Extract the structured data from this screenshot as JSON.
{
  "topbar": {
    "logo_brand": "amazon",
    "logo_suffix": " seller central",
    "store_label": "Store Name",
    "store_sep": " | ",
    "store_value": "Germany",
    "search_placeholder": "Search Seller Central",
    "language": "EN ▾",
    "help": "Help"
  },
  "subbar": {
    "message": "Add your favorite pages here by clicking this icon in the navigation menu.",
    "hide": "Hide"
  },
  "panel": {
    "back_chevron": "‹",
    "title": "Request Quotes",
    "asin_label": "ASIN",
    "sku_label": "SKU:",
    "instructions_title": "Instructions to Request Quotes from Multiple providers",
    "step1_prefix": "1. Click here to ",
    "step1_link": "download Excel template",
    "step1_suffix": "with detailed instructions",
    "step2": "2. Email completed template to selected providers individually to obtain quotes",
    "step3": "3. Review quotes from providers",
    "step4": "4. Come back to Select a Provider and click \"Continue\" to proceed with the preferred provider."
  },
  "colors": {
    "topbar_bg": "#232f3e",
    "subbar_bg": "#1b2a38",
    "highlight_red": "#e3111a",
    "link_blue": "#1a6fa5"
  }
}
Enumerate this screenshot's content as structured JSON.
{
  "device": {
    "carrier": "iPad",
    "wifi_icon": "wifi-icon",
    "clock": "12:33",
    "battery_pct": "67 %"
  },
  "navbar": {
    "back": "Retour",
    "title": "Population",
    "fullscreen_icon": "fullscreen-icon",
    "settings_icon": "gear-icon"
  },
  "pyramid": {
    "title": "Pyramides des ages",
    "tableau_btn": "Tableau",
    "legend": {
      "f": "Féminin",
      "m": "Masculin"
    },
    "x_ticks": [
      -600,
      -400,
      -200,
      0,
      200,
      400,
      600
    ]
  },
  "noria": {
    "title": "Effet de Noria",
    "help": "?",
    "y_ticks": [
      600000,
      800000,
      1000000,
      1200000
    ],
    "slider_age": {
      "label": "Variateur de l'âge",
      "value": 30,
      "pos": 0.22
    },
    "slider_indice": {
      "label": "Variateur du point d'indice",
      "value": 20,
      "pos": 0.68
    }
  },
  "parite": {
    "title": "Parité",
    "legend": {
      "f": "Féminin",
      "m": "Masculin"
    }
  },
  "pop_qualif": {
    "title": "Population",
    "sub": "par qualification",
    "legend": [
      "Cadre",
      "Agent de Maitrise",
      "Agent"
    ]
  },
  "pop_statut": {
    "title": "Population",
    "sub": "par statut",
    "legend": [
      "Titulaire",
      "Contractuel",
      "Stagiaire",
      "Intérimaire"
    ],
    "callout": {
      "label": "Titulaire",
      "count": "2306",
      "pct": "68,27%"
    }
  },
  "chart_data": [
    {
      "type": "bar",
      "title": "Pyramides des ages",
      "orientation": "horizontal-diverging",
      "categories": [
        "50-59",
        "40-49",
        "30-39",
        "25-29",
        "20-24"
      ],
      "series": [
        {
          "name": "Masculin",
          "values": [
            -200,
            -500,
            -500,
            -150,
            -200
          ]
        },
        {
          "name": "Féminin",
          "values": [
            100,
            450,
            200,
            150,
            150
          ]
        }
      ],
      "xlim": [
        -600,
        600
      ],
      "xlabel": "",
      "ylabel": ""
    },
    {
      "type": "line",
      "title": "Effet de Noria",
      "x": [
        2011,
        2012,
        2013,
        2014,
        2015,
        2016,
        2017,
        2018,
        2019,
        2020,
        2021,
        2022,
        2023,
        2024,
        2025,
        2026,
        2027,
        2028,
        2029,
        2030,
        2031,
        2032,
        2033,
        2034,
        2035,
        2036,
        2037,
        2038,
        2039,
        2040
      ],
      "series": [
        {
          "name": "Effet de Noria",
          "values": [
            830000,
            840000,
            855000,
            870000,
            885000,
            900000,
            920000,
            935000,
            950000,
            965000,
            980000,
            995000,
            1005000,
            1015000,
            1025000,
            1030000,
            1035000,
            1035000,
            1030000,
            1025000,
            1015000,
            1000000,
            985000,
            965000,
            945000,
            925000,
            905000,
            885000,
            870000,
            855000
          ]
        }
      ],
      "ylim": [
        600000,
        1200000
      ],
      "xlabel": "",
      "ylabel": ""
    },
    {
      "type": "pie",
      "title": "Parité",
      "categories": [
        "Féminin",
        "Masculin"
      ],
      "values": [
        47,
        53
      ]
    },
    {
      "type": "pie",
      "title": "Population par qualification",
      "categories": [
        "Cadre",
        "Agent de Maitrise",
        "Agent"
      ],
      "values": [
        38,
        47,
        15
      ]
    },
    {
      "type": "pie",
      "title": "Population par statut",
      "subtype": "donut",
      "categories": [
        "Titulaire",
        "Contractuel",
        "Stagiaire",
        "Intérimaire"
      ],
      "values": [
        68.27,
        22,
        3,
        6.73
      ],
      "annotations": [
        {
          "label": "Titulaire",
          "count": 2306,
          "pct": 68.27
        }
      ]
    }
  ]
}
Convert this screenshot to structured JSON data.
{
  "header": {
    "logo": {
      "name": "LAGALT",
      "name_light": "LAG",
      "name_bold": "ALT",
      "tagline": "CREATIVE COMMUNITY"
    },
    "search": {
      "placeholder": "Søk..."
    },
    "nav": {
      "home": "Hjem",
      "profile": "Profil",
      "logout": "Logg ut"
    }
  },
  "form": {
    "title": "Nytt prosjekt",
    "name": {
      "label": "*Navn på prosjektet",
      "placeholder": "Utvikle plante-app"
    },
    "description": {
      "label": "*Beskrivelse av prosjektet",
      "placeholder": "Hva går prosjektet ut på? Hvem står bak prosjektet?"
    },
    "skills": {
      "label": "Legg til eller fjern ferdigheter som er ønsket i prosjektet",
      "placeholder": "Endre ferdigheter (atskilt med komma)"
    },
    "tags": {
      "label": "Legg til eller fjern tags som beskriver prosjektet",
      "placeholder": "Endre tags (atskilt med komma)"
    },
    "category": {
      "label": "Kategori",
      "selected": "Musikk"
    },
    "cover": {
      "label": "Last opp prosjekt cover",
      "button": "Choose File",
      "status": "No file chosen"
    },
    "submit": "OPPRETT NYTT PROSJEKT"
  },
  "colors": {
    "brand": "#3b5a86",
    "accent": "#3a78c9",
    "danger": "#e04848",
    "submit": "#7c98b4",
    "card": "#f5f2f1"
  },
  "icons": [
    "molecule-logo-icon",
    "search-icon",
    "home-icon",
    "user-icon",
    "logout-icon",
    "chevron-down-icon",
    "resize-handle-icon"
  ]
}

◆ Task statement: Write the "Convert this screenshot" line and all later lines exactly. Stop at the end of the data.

◆ Output below:
Convert this screenshot to structured JSON data.
{
  "header": {
    "logo": {
      "name": "LAGALT",
      "name_light": "LAG",
      "name_bold": "ALT",
      "tagline": "CREATIVE COMMUNITY"
    },
    "search": {
      "placeholder": "Søk..."
    },
    "nav": {
      "home": "Hjem",
      "profile": "Profil",
      "logout": "Logg ut"
    }
  },
  "form": {
    "title": "Nytt prosjekt",
    "name": {
      "label": "*Navn på prosjektet",
      "placeholder": "Utvikle plante-app"
    },
    "description": {
      "label": "*Beskrivelse av prosjektet",
      "placeholder": "Hva går prosjektet ut på? Hvem står bak prosjektet?"
    },
    "skills": {
      "label": "Legg til eller fjern ferdigheter som er ønsket i prosjektet",
      "placeholder": "Endre ferdigheter (atskilt med komma)"
    },
    "tags": {
      "label": "Legg til eller fjern tags som beskriver prosjektet",
      "placeholder": "Endre tags (atskilt med komma)"
    },
    "category": {
      "label": "Kategori",
      "selected": "Musikk"
    },
    "cover": {
      "label": "Last opp prosjekt cover",
      "button": "Choose File",
      "status": "No file chosen"
    },
    "submit": "OPPRETT NYTT PROSJEKT"
  },
  "colors": {
    "brand": "#3b5a86",
    "accent": "#3a78c9",
    "danger": "#e04848",
    "submit": "#7c98b4",
    "card": "#f5f2f1"
  },
  "icons": [
    "molecule-logo-icon",
    "search-icon",
    "home-icon",
    "user-icon",
    "logout-icon",
    "chevron-down-icon",
    "resize-handle-icon"
  ]
}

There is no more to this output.